Blanch the spinach by cooking it in boiling water for about 1 minute before removing it to a bowl filled with ice water. Squeeze all liquid from the spinach and set aside.
In the bowl of a food processor, combine the flours, salt, and spinach.
With the food processor running, add the eggs one at a time and blend until a coarse dough begins to form.
Remove the dough to a lightly floured work surface.
Knead until the dough is even throughout and somewhat elastic. The dough should be very tough and on the verge of difficult to manipulate. Add flour as needed.
Process the dough in small batches through your pasta maker according to the instructions.
Note: It is during this step that you will run the pasta through the pasta press numerous times, folding it in on itself and adding a little flour each time, to build the structure in the dough. I suggest doing this 5 or so times before rolling the pasta out in increments to get it to the appropriate thickness.

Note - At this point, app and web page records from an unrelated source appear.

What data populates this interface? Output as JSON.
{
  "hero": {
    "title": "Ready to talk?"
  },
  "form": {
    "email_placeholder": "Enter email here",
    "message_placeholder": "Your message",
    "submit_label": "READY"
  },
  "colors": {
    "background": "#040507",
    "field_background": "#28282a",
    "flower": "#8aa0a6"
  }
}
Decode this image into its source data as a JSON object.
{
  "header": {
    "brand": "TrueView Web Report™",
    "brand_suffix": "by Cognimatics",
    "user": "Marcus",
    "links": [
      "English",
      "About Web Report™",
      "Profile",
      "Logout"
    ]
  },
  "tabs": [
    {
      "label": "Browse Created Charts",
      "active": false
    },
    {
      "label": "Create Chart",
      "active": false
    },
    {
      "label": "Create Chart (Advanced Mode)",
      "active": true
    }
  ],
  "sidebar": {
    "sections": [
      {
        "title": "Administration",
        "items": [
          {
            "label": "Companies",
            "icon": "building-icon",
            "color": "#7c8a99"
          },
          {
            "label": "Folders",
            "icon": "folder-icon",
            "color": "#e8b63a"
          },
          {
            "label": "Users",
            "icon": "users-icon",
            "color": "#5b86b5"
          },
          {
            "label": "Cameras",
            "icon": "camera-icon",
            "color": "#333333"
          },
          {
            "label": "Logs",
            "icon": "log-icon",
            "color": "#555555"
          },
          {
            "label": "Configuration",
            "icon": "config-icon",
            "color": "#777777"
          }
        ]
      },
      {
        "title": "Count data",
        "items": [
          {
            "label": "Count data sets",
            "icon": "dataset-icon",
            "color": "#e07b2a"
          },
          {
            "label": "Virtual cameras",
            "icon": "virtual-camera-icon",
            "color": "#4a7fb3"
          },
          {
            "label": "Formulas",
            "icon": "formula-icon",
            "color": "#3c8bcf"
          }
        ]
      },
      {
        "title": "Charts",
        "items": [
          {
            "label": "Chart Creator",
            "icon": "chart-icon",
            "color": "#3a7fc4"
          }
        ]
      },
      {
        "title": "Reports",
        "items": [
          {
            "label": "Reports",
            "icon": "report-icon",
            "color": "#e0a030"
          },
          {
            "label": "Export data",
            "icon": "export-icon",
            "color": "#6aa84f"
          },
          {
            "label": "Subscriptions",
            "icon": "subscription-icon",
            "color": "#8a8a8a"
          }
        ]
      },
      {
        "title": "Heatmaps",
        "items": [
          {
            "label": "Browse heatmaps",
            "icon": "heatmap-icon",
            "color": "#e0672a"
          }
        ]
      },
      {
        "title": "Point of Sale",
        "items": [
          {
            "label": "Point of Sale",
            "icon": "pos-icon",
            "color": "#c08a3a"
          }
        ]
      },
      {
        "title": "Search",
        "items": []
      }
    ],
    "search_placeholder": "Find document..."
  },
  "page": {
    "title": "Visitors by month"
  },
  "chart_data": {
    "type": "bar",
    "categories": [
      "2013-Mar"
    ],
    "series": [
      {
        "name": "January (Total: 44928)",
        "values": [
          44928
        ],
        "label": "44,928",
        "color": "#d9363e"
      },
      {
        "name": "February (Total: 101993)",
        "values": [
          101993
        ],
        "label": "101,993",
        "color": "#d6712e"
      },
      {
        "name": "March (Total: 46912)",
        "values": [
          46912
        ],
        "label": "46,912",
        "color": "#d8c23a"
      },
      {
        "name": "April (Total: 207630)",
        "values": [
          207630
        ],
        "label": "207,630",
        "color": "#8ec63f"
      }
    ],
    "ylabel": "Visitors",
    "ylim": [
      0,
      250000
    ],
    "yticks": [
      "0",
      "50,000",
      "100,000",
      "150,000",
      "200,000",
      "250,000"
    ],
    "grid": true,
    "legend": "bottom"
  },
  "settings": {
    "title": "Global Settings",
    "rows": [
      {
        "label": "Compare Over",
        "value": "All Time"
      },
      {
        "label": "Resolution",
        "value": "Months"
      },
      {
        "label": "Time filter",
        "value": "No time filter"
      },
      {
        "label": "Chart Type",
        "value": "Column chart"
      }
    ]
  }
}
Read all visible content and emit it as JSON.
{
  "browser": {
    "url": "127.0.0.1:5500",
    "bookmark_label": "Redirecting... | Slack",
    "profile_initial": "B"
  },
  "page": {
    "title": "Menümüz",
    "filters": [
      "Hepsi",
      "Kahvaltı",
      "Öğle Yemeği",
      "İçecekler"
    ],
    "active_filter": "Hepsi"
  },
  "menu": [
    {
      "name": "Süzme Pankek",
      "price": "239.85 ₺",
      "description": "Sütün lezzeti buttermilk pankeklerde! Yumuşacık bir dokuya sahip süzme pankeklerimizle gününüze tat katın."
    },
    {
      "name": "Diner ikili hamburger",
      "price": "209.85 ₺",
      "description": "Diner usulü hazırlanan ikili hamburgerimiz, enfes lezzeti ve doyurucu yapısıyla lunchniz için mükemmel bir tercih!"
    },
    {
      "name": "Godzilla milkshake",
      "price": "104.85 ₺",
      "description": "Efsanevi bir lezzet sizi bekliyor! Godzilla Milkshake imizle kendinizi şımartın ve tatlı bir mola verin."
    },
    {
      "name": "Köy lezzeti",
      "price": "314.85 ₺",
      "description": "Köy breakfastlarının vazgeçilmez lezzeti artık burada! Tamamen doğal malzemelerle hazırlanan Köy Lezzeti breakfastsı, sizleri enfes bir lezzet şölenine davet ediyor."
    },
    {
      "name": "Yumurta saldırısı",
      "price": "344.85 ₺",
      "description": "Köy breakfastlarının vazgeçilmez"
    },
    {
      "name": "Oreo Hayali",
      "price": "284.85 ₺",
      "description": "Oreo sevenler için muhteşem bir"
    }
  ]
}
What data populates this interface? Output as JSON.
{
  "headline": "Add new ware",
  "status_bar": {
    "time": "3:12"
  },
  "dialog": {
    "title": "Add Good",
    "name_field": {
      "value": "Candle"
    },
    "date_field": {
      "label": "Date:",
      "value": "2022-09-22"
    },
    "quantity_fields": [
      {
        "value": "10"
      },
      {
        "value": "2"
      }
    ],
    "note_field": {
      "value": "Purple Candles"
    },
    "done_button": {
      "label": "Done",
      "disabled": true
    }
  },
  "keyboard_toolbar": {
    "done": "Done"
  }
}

Once the pasta is rolled to the appropriate thinness depending on the type of pasta you are making, lay it out on a lightly dusted surface and cut out the shapes for the pasta you are making (for ravioli, farfalle, and other broad pastas). For pastas like cappellini, spaghetti, or fettuccine, use the appropriate attachments on your pasta maker or a sharp paring knife.
To sore, wrap pasta in a barely-damp paper towel, and the paper-towel wrapped pasta in parchment paper. Keep the pasta in the refrigerator for up to 3 days. You can also freeze the pasta in an airtight container and store for up to a month.
Depending on the thickness and shape, cook the pasta in boiling water for 2-5 minutes, or until al dente.